Exercise objective:
Retype the entries in full, exactly.

════════

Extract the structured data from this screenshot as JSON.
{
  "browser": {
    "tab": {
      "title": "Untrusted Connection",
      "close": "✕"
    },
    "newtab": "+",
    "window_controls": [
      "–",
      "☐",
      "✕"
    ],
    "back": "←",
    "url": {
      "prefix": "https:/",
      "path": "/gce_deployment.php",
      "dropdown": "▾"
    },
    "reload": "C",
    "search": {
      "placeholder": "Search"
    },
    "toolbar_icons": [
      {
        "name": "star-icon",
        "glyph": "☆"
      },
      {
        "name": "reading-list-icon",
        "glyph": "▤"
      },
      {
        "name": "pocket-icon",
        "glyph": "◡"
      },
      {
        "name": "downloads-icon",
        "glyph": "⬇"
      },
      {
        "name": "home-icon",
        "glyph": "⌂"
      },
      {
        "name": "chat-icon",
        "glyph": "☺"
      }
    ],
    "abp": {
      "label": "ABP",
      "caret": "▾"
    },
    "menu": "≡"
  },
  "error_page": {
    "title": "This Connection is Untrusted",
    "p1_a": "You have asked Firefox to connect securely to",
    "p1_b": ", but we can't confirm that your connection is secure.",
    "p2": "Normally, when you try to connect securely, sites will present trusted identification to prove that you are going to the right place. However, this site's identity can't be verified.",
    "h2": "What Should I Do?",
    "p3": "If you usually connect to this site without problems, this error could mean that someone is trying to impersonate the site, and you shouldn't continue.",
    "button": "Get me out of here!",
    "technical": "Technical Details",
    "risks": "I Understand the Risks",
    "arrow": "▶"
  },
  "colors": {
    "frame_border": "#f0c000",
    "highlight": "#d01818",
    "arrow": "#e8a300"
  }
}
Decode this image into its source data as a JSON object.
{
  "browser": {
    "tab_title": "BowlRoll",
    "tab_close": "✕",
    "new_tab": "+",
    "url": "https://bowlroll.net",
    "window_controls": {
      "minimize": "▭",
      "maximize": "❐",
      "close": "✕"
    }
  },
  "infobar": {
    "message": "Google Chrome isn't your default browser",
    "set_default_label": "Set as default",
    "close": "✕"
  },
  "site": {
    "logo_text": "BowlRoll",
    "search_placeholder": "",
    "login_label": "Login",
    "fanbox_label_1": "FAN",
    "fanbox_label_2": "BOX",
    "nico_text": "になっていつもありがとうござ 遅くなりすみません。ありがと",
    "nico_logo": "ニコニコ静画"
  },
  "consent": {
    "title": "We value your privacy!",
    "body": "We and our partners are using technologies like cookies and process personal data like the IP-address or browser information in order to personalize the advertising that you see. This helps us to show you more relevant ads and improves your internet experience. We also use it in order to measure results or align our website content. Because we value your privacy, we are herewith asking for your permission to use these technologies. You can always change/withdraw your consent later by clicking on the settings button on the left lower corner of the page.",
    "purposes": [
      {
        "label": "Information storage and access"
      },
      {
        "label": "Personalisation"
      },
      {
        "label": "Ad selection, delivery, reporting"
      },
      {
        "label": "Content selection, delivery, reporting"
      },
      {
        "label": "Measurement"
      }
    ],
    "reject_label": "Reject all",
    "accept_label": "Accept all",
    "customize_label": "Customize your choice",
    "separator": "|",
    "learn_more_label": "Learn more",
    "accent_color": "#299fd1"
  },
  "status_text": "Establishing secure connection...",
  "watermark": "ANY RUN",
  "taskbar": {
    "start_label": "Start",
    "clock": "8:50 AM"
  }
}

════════

Exercise solution:
Extract the structured data from this screenshot as JSON.
{
  "browser": {
    "tab": {
      "title": "Untrusted Connection",
      "close": "✕"
    },
    "newtab": "+",
    "window_controls": [
      "–",
      "☐",
      "✕"
    ],
    "back": "←",
    "url": {
      "prefix": "https:/",
      "path": "/gce_deployment.php",
      "dropdown": "▾"
    },
    "reload": "C",
    "search": {
      "placeholder": "Search"
    },
    "toolbar_icons": [
      {
        "name": "star-icon",
        "glyph": "☆"
      },
      {
        "name": "reading-list-icon",
        "glyph": "▤"
      },
      {
        "name": "pocket-icon",
        "glyph": "◡"
      },
      {
        "name": "downloads-icon",
        "glyph": "⬇"
      },
      {
        "name": "home-icon",
        "glyph": "⌂"
      },
      {
        "name": "chat-icon",
        "glyph": "☺"
      }
    ],
    "abp": {
      "label": "ABP",
      "caret": "▾"
    },
    "menu": "≡"
  },
  "error_page": {
    "title": "This Connection is Untrusted",
    "p1_a": "You have asked Firefox to connect securely to",
    "p1_b": ", but we can't confirm that your connection is secure.",
    "p2": "Normally, when you try to connect securely, sites will present trusted identification to prove that you are going to the right place. However, this site's identity can't be verified.",
    "h2": "What Should I Do?",
    "p3": "If you usually connect to this site without problems, this error could mean that someone is trying to impersonate the site, and you shouldn't continue.",
    "button": "Get me out of here!",
    "technical": "Technical Details",
    "risks": "I Understand the Risks",
    "arrow": "▶"
  },
  "colors": {
    "frame_border": "#f0c000",
    "highlight": "#d01818",
    "arrow": "#e8a300"
  }
}
Decode this image into its source data as a JSON object.
{
  "browser": {
    "tab_title": "BowlRoll",
    "tab_close": "✕",
    "new_tab": "+",
    "url": "https://bowlroll.net",
    "window_controls": {
      "minimize": "▭",
      "maximize": "❐",
      "close": "✕"
    }
  },
  "infobar": {
    "message": "Google Chrome isn't your default browser",
    "set_default_label": "Set as default",
    "close": "✕"
  },
  "site": {
    "logo_text": "BowlRoll",
    "search_placeholder": "",
    "login_label": "Login",
    "fanbox_label_1": "FAN",
    "fanbox_label_2": "BOX",
    "nico_text": "になっていつもありがとうござ 遅くなりすみません。ありがと",
    "nico_logo": "ニコニコ静画"
  },
  "consent": {
    "title": "We value your privacy!",
    "body": "We and our partners are using technologies like cookies and process personal data like the IP-address or browser information in order to personalize the advertising that you see. This helps us to show you more relevant ads and improves your internet experience. We also use it in order to measure results or align our website content. Because we value your privacy, we are herewith asking for your permission to use these technologies. You can always change/withdraw your consent later by clicking on the settings button on the left lower corner of the page.",
    "purposes": [
      {
        "label": "Information storage and access"
      },
      {
        "label": "Personalisation"
      },
      {
        "label": "Ad selection, delivery, reporting"
      },
      {
        "label": "Content selection, delivery, reporting"
      },
      {
        "label": "Measurement"
      }
    ],
    "reject_label": "Reject all",
    "accept_label": "Accept all",
    "customize_label": "Customize your choice",
    "separator": "|",
    "learn_more_label": "Learn more",
    "accent_color": "#299fd1"
  },
  "status_text": "Establishing secure connection...",
  "watermark": "ANY RUN",
  "taskbar": {
    "start_label": "Start",
    "clock": "8:50 AM"
  }
}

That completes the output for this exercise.